• **TASK**
Your answer is one number, how many lines in the entries include "screenshot".
►
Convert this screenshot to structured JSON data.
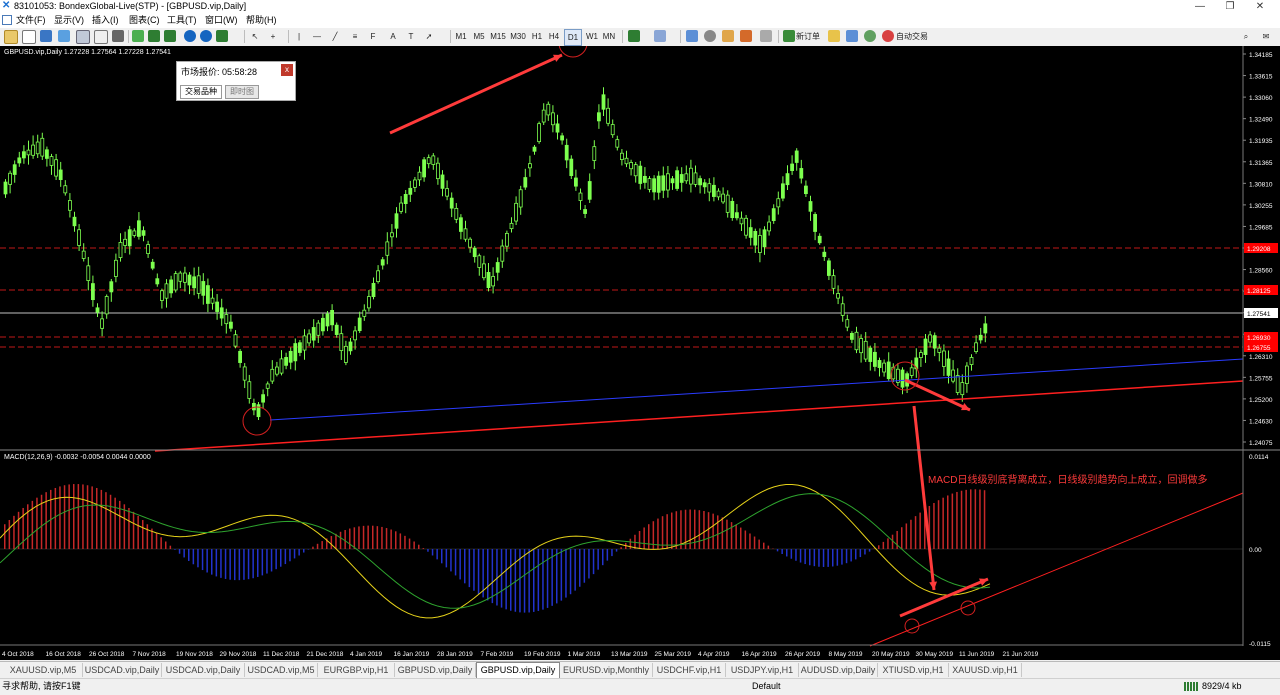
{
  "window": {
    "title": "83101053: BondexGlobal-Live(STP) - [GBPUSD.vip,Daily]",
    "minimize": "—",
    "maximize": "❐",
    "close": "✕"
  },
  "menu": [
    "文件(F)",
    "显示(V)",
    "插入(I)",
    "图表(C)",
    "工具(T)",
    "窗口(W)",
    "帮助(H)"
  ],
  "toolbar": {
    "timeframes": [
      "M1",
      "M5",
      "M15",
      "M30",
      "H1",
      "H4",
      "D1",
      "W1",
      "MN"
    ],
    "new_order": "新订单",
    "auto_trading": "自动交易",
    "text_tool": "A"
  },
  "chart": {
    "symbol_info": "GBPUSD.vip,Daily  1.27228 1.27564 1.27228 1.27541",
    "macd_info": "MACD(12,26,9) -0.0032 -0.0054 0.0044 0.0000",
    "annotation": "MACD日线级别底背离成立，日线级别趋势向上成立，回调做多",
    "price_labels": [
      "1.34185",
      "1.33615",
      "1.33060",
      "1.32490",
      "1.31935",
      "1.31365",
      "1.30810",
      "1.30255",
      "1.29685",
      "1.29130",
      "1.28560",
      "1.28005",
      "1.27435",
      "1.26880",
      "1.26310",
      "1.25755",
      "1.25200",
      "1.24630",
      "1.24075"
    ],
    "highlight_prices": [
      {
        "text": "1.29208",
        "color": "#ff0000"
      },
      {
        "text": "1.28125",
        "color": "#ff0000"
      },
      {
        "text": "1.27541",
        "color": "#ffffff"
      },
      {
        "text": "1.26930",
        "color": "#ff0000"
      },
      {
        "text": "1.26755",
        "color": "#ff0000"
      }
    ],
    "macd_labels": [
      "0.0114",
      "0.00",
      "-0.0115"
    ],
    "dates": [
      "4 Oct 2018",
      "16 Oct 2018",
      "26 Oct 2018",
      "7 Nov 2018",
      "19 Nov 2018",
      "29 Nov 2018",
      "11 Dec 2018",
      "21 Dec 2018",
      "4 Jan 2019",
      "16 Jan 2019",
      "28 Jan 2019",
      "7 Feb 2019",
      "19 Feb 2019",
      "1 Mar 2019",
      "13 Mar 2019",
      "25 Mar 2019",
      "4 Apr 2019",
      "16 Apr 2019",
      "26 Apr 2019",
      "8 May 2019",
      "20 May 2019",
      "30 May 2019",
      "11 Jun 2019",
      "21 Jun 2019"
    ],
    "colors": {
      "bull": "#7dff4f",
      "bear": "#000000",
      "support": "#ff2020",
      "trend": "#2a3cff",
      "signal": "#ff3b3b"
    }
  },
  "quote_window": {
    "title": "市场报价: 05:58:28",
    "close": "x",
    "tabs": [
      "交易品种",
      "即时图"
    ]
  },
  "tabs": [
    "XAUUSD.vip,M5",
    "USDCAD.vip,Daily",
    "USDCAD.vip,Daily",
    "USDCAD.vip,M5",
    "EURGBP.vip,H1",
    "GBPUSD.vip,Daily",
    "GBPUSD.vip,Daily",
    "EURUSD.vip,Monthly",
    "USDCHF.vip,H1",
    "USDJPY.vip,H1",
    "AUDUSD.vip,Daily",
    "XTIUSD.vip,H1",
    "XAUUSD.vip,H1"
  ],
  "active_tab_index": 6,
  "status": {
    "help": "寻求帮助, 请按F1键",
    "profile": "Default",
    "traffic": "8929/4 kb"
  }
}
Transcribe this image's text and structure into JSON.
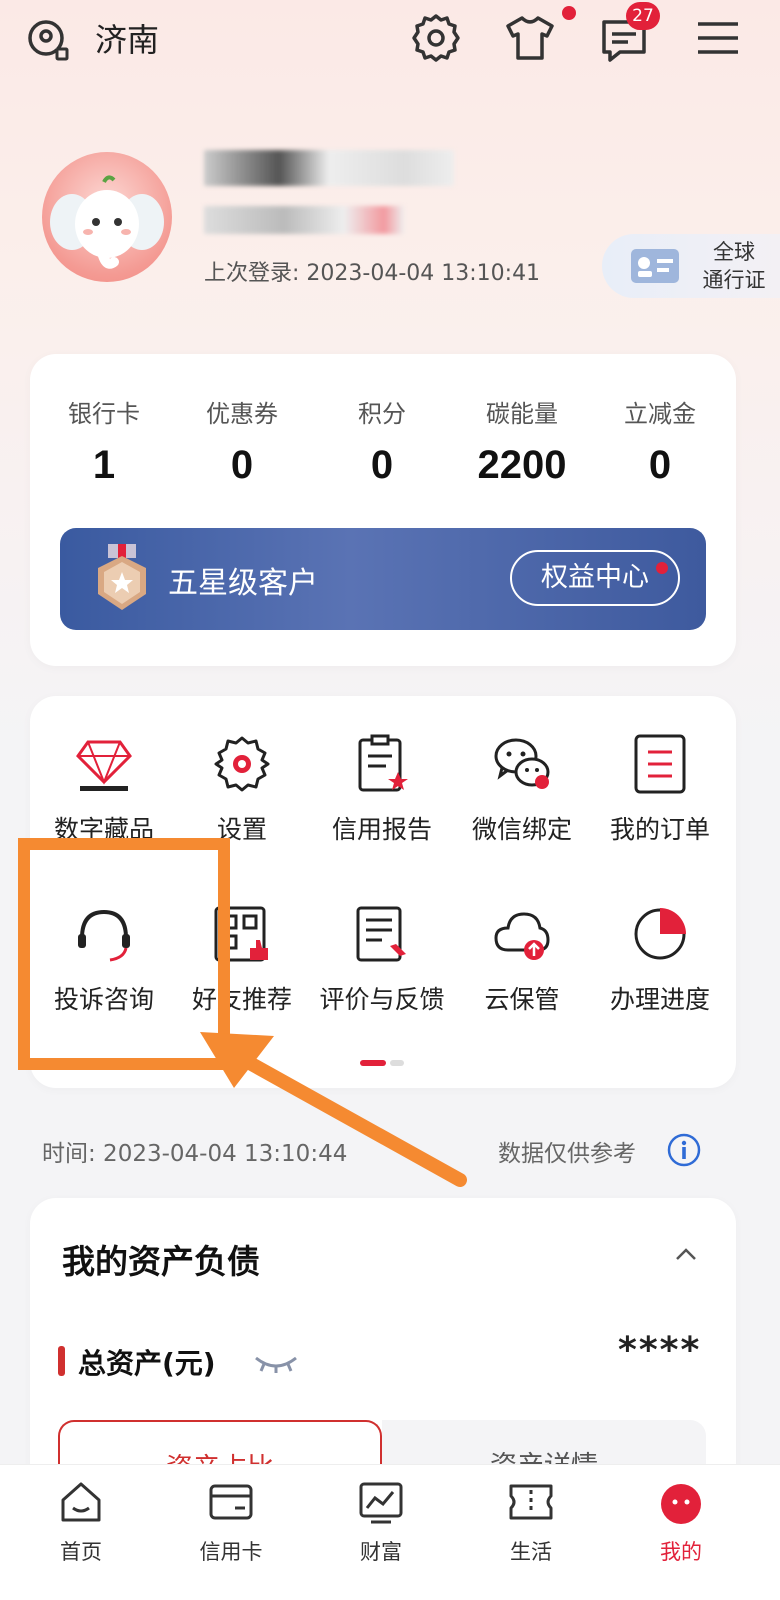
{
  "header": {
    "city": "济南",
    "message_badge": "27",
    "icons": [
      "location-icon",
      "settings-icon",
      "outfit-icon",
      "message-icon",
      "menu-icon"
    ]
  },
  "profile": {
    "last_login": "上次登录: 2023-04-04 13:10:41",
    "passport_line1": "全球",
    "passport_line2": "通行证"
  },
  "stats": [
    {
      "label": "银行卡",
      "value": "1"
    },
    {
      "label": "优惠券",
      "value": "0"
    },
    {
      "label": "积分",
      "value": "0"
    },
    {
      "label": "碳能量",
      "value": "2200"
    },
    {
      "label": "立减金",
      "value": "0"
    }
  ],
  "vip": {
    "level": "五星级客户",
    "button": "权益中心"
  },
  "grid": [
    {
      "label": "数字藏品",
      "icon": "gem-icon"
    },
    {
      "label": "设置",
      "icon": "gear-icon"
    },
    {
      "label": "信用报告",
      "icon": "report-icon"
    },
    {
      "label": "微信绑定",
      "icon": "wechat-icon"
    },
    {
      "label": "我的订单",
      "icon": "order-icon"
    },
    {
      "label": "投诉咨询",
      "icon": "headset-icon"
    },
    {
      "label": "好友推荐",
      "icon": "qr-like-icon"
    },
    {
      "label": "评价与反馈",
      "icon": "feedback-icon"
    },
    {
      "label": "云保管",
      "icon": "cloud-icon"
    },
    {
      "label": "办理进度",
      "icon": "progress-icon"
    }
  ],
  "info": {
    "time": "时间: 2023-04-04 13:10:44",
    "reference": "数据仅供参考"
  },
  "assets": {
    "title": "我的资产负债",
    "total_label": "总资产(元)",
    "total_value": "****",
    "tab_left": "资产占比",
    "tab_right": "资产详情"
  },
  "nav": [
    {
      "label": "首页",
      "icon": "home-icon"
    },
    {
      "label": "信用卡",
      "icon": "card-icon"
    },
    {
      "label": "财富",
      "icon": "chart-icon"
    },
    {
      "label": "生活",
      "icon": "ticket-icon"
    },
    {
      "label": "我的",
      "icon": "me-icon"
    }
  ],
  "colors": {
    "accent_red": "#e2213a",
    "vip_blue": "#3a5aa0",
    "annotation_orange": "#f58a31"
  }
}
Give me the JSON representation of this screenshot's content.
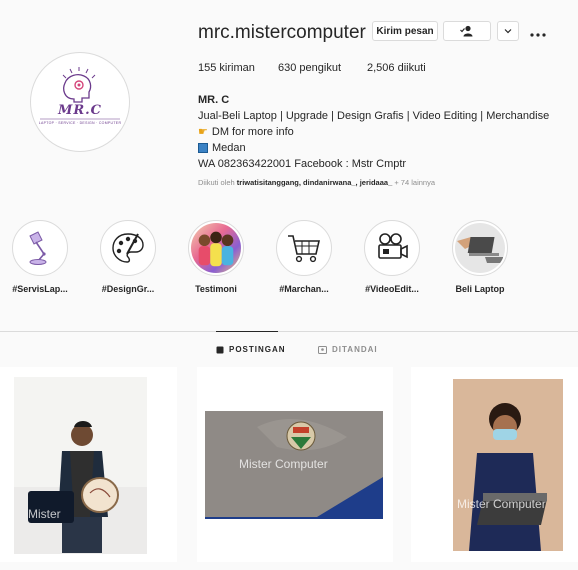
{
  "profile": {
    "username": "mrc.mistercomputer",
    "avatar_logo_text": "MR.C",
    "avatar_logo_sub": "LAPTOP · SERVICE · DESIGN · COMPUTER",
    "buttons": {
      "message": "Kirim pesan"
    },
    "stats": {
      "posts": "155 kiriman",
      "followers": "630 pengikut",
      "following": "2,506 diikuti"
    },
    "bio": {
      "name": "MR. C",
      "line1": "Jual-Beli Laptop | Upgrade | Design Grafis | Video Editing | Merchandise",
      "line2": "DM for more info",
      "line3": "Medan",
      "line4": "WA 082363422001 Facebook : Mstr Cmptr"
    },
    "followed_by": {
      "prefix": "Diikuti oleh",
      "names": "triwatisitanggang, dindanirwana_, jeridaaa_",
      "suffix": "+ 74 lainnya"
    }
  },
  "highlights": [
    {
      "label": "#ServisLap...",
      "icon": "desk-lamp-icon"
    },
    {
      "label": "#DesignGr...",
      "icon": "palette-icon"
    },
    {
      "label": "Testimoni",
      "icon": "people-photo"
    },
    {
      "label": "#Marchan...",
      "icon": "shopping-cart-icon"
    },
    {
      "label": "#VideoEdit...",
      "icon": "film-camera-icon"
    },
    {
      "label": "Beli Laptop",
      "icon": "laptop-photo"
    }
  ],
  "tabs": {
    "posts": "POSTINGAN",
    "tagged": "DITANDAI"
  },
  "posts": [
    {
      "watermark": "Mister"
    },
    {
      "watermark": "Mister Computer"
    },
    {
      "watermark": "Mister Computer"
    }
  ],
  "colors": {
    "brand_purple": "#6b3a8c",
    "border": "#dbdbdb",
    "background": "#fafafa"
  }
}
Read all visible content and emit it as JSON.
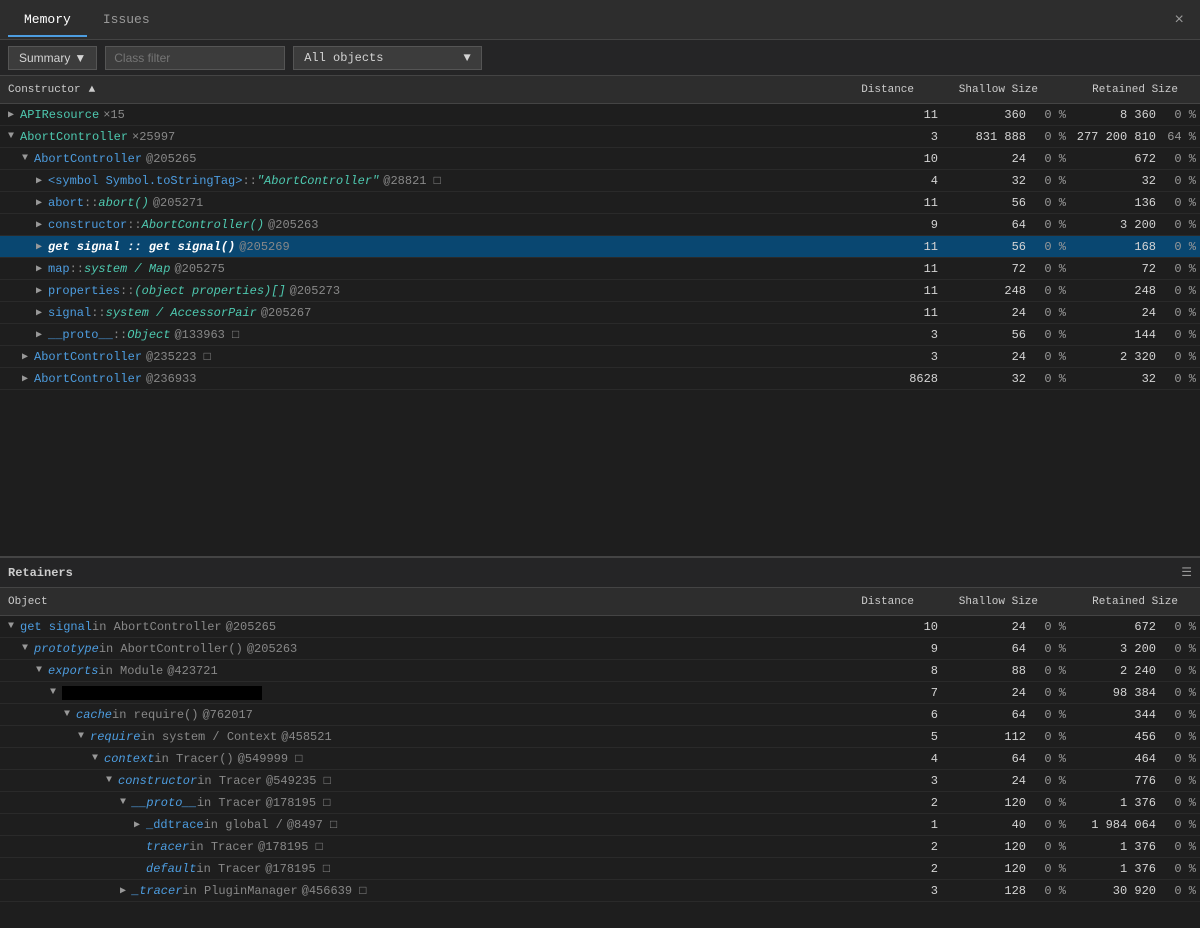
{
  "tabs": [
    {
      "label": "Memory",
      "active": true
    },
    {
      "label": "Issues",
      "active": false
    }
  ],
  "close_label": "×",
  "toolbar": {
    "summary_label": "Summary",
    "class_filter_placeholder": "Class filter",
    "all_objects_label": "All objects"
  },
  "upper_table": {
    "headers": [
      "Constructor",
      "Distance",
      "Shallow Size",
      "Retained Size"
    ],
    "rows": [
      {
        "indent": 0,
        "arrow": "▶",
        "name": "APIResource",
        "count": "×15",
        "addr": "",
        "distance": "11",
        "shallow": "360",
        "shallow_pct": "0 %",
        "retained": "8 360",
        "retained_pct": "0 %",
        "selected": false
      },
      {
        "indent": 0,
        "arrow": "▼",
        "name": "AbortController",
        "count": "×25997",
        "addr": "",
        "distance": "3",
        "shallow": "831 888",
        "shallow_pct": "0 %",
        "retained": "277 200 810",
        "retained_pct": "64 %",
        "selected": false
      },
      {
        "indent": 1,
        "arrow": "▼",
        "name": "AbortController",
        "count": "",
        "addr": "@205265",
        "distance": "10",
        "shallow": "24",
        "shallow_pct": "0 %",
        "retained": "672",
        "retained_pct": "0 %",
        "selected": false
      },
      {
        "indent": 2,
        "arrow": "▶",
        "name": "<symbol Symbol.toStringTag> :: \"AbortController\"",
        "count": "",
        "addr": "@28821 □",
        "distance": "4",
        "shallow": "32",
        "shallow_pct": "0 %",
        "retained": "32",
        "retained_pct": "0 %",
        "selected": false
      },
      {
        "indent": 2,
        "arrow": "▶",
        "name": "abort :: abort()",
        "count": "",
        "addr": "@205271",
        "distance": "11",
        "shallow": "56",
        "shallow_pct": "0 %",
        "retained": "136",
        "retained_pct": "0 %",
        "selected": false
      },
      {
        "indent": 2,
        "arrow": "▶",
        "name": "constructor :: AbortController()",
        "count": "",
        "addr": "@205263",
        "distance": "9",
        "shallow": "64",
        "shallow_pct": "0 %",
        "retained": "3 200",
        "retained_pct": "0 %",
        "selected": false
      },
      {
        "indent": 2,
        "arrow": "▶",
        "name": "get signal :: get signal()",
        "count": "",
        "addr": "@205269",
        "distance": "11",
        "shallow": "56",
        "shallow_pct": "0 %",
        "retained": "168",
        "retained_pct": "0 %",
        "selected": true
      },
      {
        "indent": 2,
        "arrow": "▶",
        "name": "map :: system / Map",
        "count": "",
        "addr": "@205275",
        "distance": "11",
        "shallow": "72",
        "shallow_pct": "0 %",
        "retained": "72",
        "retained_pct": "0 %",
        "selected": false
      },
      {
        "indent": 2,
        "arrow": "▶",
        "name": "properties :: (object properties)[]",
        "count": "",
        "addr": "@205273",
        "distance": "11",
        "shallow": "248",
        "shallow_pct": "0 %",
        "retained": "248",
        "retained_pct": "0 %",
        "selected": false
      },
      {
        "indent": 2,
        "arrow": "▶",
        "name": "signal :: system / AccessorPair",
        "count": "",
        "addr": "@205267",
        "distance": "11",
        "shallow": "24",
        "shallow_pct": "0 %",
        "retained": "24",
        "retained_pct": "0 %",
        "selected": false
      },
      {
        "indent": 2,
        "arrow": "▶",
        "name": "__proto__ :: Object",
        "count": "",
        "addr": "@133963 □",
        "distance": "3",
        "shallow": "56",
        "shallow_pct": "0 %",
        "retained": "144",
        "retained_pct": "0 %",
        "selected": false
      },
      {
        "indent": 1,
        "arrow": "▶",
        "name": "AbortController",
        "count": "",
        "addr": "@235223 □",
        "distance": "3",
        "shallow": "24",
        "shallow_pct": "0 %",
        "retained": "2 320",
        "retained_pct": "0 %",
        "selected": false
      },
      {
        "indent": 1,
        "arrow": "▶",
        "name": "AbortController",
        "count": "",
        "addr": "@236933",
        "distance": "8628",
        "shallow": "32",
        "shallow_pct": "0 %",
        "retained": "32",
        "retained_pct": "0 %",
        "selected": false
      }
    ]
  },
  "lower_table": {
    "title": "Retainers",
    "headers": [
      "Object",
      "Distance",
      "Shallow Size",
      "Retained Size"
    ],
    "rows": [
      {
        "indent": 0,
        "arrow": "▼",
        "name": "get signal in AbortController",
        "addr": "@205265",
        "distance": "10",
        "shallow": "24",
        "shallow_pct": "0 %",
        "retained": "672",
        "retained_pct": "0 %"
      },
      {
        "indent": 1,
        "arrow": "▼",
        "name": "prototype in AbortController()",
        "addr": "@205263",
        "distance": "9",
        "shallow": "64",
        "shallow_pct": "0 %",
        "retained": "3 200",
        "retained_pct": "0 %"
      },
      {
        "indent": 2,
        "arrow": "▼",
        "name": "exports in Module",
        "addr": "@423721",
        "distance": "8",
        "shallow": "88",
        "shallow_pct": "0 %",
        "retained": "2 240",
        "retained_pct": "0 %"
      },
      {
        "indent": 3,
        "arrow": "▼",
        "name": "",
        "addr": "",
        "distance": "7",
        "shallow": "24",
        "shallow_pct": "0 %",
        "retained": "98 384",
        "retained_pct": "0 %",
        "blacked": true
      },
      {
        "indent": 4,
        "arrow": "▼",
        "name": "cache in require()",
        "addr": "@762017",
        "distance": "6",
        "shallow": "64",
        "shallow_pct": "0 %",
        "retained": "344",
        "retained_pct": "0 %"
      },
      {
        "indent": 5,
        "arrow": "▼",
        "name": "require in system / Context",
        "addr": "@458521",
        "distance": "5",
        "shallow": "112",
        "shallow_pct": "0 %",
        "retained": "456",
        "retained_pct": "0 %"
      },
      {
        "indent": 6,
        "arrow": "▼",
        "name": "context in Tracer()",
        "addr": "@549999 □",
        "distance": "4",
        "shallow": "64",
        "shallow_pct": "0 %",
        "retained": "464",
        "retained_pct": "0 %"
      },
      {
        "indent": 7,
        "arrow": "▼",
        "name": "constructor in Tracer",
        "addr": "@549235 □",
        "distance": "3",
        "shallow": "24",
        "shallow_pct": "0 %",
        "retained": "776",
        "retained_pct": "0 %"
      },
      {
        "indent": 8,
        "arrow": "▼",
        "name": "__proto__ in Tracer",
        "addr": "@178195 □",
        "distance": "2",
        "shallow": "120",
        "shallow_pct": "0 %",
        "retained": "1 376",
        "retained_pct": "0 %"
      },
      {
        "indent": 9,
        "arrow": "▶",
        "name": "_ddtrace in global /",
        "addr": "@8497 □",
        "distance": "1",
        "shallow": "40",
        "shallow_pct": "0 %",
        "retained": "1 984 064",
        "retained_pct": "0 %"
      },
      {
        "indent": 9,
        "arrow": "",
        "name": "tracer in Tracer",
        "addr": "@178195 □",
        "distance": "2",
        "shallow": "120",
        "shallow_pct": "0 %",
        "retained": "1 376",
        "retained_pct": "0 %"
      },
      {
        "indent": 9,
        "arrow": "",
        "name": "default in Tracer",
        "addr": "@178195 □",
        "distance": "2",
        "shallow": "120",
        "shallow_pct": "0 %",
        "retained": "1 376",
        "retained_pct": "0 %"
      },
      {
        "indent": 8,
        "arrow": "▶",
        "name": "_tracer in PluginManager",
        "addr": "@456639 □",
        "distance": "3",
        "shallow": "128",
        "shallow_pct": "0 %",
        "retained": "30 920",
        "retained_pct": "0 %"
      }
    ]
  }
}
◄
• **REPLY TO THE EXERCISE**
2